Puig Castellar: Archaeological Trekking at the origins of Barcelona
Available in: Italiano
Today I want to talk about Archeology, or rather, a nice trekking and photography in Barcelona. Well come on, let’s join all these elements in just one Archaeological and Photographic Trekking in Barcelona.
This city offers many alternatives to the usual tourist tours between Rambla, Sagrada Familia and Barceloneta.
Let’s say that every now and then I remember my degree in Archaeology, in fact, I’m nostalgic about the old days at the university between excavations and books. Joking aside, as you already know and if you do not know yet you can find out here, I always try to immerse myself in the culture and history of the places I see in my travels.

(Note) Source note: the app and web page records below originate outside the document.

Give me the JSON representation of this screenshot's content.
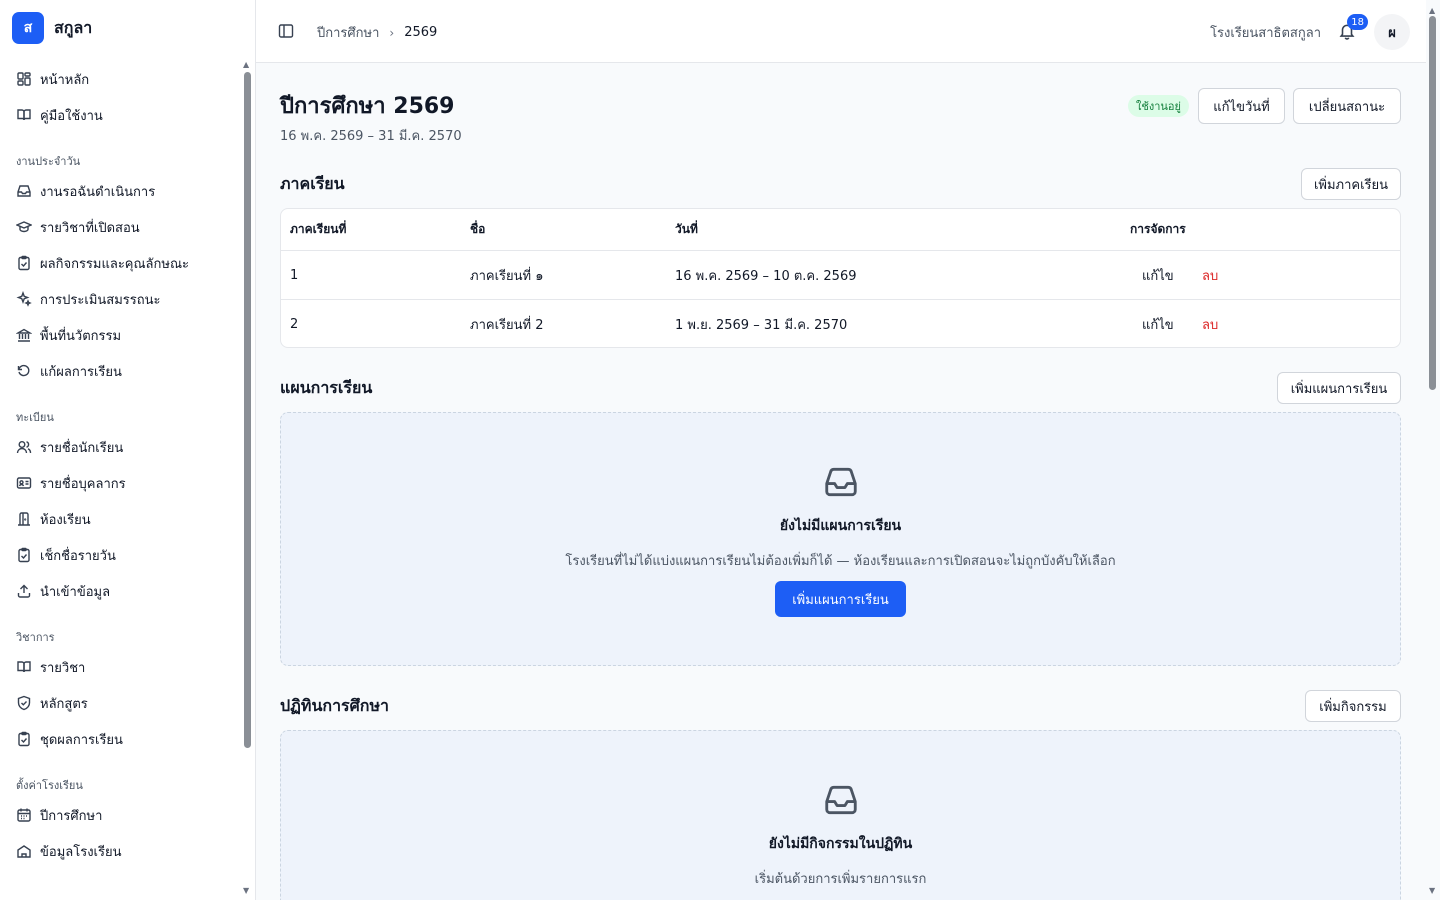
{
  "brand": {
    "logo_letter": "ส",
    "name": "สกูลา"
  },
  "sidebar": {
    "top_items": [
      {
        "label": "หน้าหลัก",
        "icon": "dashboard-icon"
      },
      {
        "label": "คู่มือใช้งาน",
        "icon": "book-open-icon"
      }
    ],
    "sections": [
      {
        "title": "งานประจำวัน",
        "items": [
          {
            "label": "งานรอฉันดำเนินการ",
            "icon": "inbox-icon"
          },
          {
            "label": "รายวิชาที่เปิดสอน",
            "icon": "graduation-cap-icon"
          },
          {
            "label": "ผลกิจกรรมและคุณลักษณะ",
            "icon": "clipboard-check-icon"
          },
          {
            "label": "การประเมินสมรรถนะ",
            "icon": "sparkles-icon"
          },
          {
            "label": "พื้นที่นวัตกรรม",
            "icon": "landmark-icon"
          },
          {
            "label": "แก้ผลการเรียน",
            "icon": "rotate-ccw-icon"
          }
        ]
      },
      {
        "title": "ทะเบียน",
        "items": [
          {
            "label": "รายชื่อนักเรียน",
            "icon": "users-icon"
          },
          {
            "label": "รายชื่อบุคลากร",
            "icon": "id-card-icon"
          },
          {
            "label": "ห้องเรียน",
            "icon": "door-icon"
          },
          {
            "label": "เช็กชื่อรายวัน",
            "icon": "clipboard-check-icon"
          },
          {
            "label": "นำเข้าข้อมูล",
            "icon": "upload-icon"
          }
        ]
      },
      {
        "title": "วิชาการ",
        "items": [
          {
            "label": "รายวิชา",
            "icon": "book-open-icon"
          },
          {
            "label": "หลักสูตร",
            "icon": "shield-check-icon"
          },
          {
            "label": "ชุดผลการเรียน",
            "icon": "clipboard-check-icon"
          }
        ]
      },
      {
        "title": "ตั้งค่าโรงเรียน",
        "items": [
          {
            "label": "ปีการศึกษา",
            "icon": "calendar-icon"
          },
          {
            "label": "ข้อมูลโรงเรียน",
            "icon": "school-icon"
          }
        ]
      }
    ]
  },
  "header": {
    "breadcrumb": [
      "ปีการศึกษา",
      "2569"
    ],
    "school_name": "โรงเรียนสาธิตสกูลา",
    "notification_count": "18",
    "avatar_initial": "ผ"
  },
  "page": {
    "title": "ปีการศึกษา 2569",
    "date_range": "16 พ.ค. 2569 – 31 มี.ค. 2570",
    "status": "ใช้งานอยู่",
    "edit_dates_label": "แก้ไขวันที่",
    "change_status_label": "เปลี่ยนสถานะ"
  },
  "terms": {
    "title": "ภาคเรียน",
    "add_label": "เพิ่มภาคเรียน",
    "columns": [
      "ภาคเรียนที่",
      "ชื่อ",
      "วันที่",
      "การจัดการ"
    ],
    "rows": [
      {
        "number": "1",
        "name": "ภาคเรียนที่ ๑",
        "dates": "16 พ.ค. 2569 – 10 ต.ค. 2569",
        "edit": "แก้ไข",
        "delete": "ลบ"
      },
      {
        "number": "2",
        "name": "ภาคเรียนที่ 2",
        "dates": "1 พ.ย. 2569 – 31 มี.ค. 2570",
        "edit": "แก้ไข",
        "delete": "ลบ"
      }
    ]
  },
  "plans": {
    "title": "แผนการเรียน",
    "add_label": "เพิ่มแผนการเรียน",
    "empty_title": "ยังไม่มีแผนการเรียน",
    "empty_desc": "โรงเรียนที่ไม่ได้แบ่งแผนการเรียนไม่ต้องเพิ่มก็ได้ — ห้องเรียนและการเปิดสอนจะไม่ถูกบังคับให้เลือก",
    "empty_button": "เพิ่มแผนการเรียน"
  },
  "calendar": {
    "title": "ปฏิทินการศึกษา",
    "add_label": "เพิ่มกิจกรรม",
    "empty_title": "ยังไม่มีกิจกรรมในปฏิทิน",
    "empty_desc": "เริ่มต้นด้วยการเพิ่มรายการแรก"
  }
}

It’s not enough to see the main monuments, I want to go deeper and discover traditions, food, parties and much more. Many times this search passes from my beloved archaeology and also this time I found a little gem that takes us to the origins of the city of Barcelona.
Archaeological Trekking at the origins of Barcelona
In reality, this is an archaeological trek to the origins of Barcelona when Barcelona did not yet exist. Oh yes, because it will take you to the discovery of the prehistoric village of a population that lived in these areas before the arrival of the Romans and the actual foundation of the city.
Wanting to name the protagonists, they were called Laietani and were an Iberian people who settled here in the Bronze Age and the scene of their history was the village of Puig Castellar.
It is a village perched on a hill 303m high overlooking the entire plains of Barcelona from the mouth of the Besòs to that of Llobregat. From this height, its inhabitants could also control the valley that rises to the northwest.
The landscape was very different from what we see today. Where now stands the city, an immense succession of palaces and streets, was once mainly occupied by lagoons and estuaries much larger than the two rivers.
The Laietani, ancient inhabitants of Barcelona
Unfortunately, ancient historians have not left many details on these people. All that is known has been discovered by the archaeological excavations that took place in the different villages that stood in the Barcelona area.
The data tell us about a warlike, aristocratic and hierarchical society that was based mainly on agriculture but also livestock and hunting. Products that probably already exchanged with the Greek, Carthaginian and Roman merchants.
Climbing up the path that climbs the hill you are surrounded by the typical Mediterranean vegetation. Behind you, you can see the whole city while in front of you another green valley opens and at the top, on the hill, the village of Puig Castellar. From here you can see that it looks like a fortified village, you can already see the terracing.
And it is finally entering the village that you realize that the whole urban structure highlights the constructive capabilities of this people. The houses are arranged along a circular road in order to adapt to the shape of the land. The inhabited area is in fact developed in terraces in order to make the most of the space up to the top where probably a square opened.
From the objects found during the excavations, archaeologists have been able to find out more about their daily life. The remains tell us about metallurgy, weaving and milling of wheat.
But the most interesting discovery is the discovery of a large number of valuables. This made one think of a sudden abandonment of the village towards the end of the III century BC. or beginnings of the II century a.C. and therefore possibly linked to the Second Punic War (218 – 206 BC).
The Prehistoric Village of Puig Castellar: an archaeological trekking close to Barcelona
This trekking to the village is an experience that I recommend to those who, as a responsible traveller, want to go beyond the usual tourist routes. It ranges from the thrill of being immersed in nature a stone’s throw from the city to that of reaching the top of the hill and enjoy a breathtaking view of Barcelona.
It is a path that starts from the border of the city in the area of Santa Coloma Gramenet. From here a trail climbs up and runs along the crest of the hill, passes through the village and even goes as far as a natural dolmen used in the Bronze Age as a burial ground.
Dolmen de la Cova d’en Genis
To reach the Dolmen de la Cova d’en Genis, turn off the main path along a path with thick vegetation that descends towards the valley. Going up and continuing along the path we arrive at the small Ermita de Sant Climent built in 1673 by San Geronimo.
The monastery of Sant Jeroni de la Murtra
From here you can already see the monastery of Sant Jeroni de la Murtra. A Gothic monastery built by San Geronimo in the early fifteenth century. You can visit it according to set times but obviously, when I was there (Sunday) you can only enter two hours in the morning with guided tours. So I had to postpone it, as soon as possible I will come back to see it.
It is not over here, going down again to return to the city meets an old farmhouse of the fifteenth century. Despite the excessive state of abandonment, the cloister with arches running all around and in the background the chimneys of Badalona retain a certain charm.
Archaeological excavations had found a previous Roman villa, then turned into a farm and finally into the 15th-century farmhouse.